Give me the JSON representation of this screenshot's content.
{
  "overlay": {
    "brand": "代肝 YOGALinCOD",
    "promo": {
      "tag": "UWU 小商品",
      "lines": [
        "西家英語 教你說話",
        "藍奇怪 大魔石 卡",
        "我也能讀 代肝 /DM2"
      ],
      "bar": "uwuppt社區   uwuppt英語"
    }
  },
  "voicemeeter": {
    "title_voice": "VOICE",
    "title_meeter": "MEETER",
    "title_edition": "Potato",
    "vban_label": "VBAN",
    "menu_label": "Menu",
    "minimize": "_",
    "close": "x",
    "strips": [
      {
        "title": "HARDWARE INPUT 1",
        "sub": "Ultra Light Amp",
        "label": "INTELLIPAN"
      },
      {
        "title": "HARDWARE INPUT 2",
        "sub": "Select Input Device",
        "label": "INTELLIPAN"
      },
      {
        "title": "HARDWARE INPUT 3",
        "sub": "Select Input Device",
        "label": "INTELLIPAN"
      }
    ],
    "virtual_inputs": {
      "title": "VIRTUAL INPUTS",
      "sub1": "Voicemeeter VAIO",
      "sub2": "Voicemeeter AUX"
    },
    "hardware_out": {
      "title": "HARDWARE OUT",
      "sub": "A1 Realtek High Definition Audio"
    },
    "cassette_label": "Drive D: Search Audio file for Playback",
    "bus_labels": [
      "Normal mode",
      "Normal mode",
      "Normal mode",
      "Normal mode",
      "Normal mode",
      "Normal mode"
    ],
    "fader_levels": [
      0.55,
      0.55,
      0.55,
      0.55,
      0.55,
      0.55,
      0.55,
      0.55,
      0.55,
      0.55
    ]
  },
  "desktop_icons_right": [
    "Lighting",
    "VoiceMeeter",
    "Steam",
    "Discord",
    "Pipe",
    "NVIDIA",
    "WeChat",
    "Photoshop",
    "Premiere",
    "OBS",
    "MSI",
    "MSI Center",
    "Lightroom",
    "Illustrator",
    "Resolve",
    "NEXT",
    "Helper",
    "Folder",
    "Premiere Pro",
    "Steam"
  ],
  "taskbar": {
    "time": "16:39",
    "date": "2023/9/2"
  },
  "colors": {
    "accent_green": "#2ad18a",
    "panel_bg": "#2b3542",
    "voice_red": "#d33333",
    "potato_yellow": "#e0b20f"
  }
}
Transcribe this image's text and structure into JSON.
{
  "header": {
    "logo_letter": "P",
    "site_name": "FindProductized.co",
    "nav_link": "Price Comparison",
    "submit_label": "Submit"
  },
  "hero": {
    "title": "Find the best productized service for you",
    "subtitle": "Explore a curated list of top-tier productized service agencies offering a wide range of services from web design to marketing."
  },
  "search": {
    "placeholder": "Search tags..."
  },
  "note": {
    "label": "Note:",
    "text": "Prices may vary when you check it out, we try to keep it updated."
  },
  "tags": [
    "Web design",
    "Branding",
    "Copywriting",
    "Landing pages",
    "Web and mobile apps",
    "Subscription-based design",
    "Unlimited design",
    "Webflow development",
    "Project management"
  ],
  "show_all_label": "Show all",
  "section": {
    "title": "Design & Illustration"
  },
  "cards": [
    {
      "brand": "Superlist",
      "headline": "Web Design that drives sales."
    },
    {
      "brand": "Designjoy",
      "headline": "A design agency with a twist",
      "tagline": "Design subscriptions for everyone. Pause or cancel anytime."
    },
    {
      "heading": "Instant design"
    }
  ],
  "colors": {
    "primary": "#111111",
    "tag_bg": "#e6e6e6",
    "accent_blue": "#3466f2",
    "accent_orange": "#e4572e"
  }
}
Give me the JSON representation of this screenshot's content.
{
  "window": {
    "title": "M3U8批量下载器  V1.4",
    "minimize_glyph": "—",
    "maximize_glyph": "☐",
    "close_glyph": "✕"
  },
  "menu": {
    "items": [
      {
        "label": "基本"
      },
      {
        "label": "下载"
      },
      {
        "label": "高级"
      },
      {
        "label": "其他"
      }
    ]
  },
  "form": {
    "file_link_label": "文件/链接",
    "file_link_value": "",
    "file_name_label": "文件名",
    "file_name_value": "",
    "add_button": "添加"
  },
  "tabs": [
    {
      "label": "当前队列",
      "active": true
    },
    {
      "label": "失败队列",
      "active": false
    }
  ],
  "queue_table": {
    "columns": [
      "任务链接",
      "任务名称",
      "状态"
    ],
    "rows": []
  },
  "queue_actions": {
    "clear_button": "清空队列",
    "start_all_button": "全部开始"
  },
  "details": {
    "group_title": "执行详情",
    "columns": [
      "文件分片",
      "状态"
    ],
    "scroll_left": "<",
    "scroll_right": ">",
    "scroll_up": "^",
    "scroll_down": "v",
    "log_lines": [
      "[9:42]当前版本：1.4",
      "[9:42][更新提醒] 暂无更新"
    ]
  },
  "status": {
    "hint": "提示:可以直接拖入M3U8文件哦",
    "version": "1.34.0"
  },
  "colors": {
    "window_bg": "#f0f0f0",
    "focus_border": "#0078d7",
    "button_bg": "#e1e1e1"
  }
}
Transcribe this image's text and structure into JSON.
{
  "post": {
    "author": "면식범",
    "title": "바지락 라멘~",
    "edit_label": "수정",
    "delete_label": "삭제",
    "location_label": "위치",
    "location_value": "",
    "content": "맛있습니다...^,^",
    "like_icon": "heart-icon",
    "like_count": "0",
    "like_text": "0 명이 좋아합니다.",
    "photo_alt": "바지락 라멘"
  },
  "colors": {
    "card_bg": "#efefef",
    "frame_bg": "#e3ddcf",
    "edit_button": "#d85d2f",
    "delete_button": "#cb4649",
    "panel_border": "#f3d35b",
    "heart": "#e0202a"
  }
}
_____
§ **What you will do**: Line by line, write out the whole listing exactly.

§ **Output below**:
Give me the JSON representation of this screenshot's content.
{
  "overlay": {
    "brand": "代肝 YOGALinCOD",
    "promo": {
      "tag": "UWU 小商品",
      "lines": [
        "西家英語 教你說話",
        "藍奇怪 大魔石 卡",
        "我也能讀 代肝 /DM2"
      ],
      "bar": "uwuppt社區   uwuppt英語"
    }
  },
  "voicemeeter": {
    "title_voice": "VOICE",
    "title_meeter": "MEETER",
    "title_edition": "Potato",
    "vban_label": "VBAN",
    "menu_label": "Menu",
    "minimize": "_",
    "close": "x",
    "strips": [
      {
        "title": "HARDWARE INPUT 1",
        "sub": "Ultra Light Amp",
        "label": "INTELLIPAN"
      },
      {
        "title": "HARDWARE INPUT 2",
        "sub": "Select Input Device",
        "label": "INTELLIPAN"
      },
      {
        "title": "HARDWARE INPUT 3",
        "sub": "Select Input Device",
        "label": "INTELLIPAN"
      }
    ],
    "virtual_inputs": {
      "title": "VIRTUAL INPUTS",
      "sub1": "Voicemeeter VAIO",
      "sub2": "Voicemeeter AUX"
    },
    "hardware_out": {
      "title": "HARDWARE OUT",
      "sub": "A1 Realtek High Definition Audio"
    },
    "cassette_label": "Drive D: Search Audio file for Playback",
    "bus_labels": [
      "Normal mode",
      "Normal mode",
      "Normal mode",
      "Normal mode",
      "Normal mode",
      "Normal mode"
    ],
    "fader_levels": [
      0.55,
      0.55,
      0.55,
      0.55,
      0.55,
      0.55,
      0.55,
      0.55,
      0.55,
      0.55
    ]
  },
  "desktop_icons_right": [
    "Lighting",
    "VoiceMeeter",
    "Steam",
    "Discord",
    "Pipe",
    "NVIDIA",
    "WeChat",
    "Photoshop",
    "Premiere",
    "OBS",
    "MSI",
    "MSI Center",
    "Lightroom",
    "Illustrator",
    "Resolve",
    "NEXT",
    "Helper",
    "Folder",
    "Premiere Pro",
    "Steam"
  ],
  "taskbar": {
    "time": "16:39",
    "date": "2023/9/2"
  },
  "colors": {
    "accent_green": "#2ad18a",
    "panel_bg": "#2b3542",
    "voice_red": "#d33333",
    "potato_yellow": "#e0b20f"
  }
}
Transcribe this image's text and structure into JSON.
{
  "header": {
    "logo_letter": "P",
    "site_name": "FindProductized.co",
    "nav_link": "Price Comparison",
    "submit_label": "Submit"
  },
  "hero": {
    "title": "Find the best productized service for you",
    "subtitle": "Explore a curated list of top-tier productized service agencies offering a wide range of services from web design to marketing."
  },
  "search": {
    "placeholder": "Search tags..."
  },
  "note": {
    "label": "Note:",
    "text": "Prices may vary when you check it out, we try to keep it updated."
  },
  "tags": [
    "Web design",
    "Branding",
    "Copywriting",
    "Landing pages",
    "Web and mobile apps",
    "Subscription-based design",
    "Unlimited design",
    "Webflow development",
    "Project management"
  ],
  "show_all_label": "Show all",
  "section": {
    "title": "Design & Illustration"
  },
  "cards": [
    {
      "brand": "Superlist",
      "headline": "Web Design that drives sales."
    },
    {
      "brand": "Designjoy",
      "headline": "A design agency with a twist",
      "tagline": "Design subscriptions for everyone. Pause or cancel anytime."
    },
    {
      "heading": "Instant design"
    }
  ],
  "colors": {
    "primary": "#111111",
    "tag_bg": "#e6e6e6",
    "accent_blue": "#3466f2",
    "accent_orange": "#e4572e"
  }
}
Give me the JSON representation of this screenshot's content.
{
  "window": {
    "title": "M3U8批量下载器  V1.4",
    "minimize_glyph": "—",
    "maximize_glyph": "☐",
    "close_glyph": "✕"
  },
  "menu": {
    "items": [
      {
        "label": "基本"
      },
      {
        "label": "下载"
      },
      {
        "label": "高级"
      },
      {
        "label": "其他"
      }
    ]
  },
  "form": {
    "file_link_label": "文件/链接",
    "file_link_value": "",
    "file_name_label": "文件名",
    "file_name_value": "",
    "add_button": "添加"
  },
  "tabs": [
    {
      "label": "当前队列",
      "active": true
    },
    {
      "label": "失败队列",
      "active": false
    }
  ],
  "queue_table": {
    "columns": [
      "任务链接",
      "任务名称",
      "状态"
    ],
    "rows": []
  },
  "queue_actions": {
    "clear_button": "清空队列",
    "start_all_button": "全部开始"
  },
  "details": {
    "group_title": "执行详情",
    "columns": [
      "文件分片",
      "状态"
    ],
    "scroll_left": "<",
    "scroll_right": ">",
    "scroll_up": "^",
    "scroll_down": "v",
    "log_lines": [
      "[9:42]当前版本：1.4",
      "[9:42][更新提醒] 暂无更新"
    ]
  },
  "status": {
    "hint": "提示:可以直接拖入M3U8文件哦",
    "version": "1.34.0"
  },
  "colors": {
    "window_bg": "#f0f0f0",
    "focus_border": "#0078d7",
    "button_bg": "#e1e1e1"
  }
}
Transcribe this image's text and structure into JSON.
{
  "post": {
    "author": "면식범",
    "title": "바지락 라멘~",
    "edit_label": "수정",
    "delete_label": "삭제",
    "location_label": "위치",
    "location_value": "",
    "content": "맛있습니다...^,^",
    "like_icon": "heart-icon",
    "like_count": "0",
    "like_text": "0 명이 좋아합니다.",
    "photo_alt": "바지락 라멘"
  },
  "colors": {
    "card_bg": "#efefef",
    "frame_bg": "#e3ddcf",
    "edit_button": "#d85d2f",
    "delete_button": "#cb4649",
    "panel_border": "#f3d35b",
    "heart": "#e0202a"
  }
}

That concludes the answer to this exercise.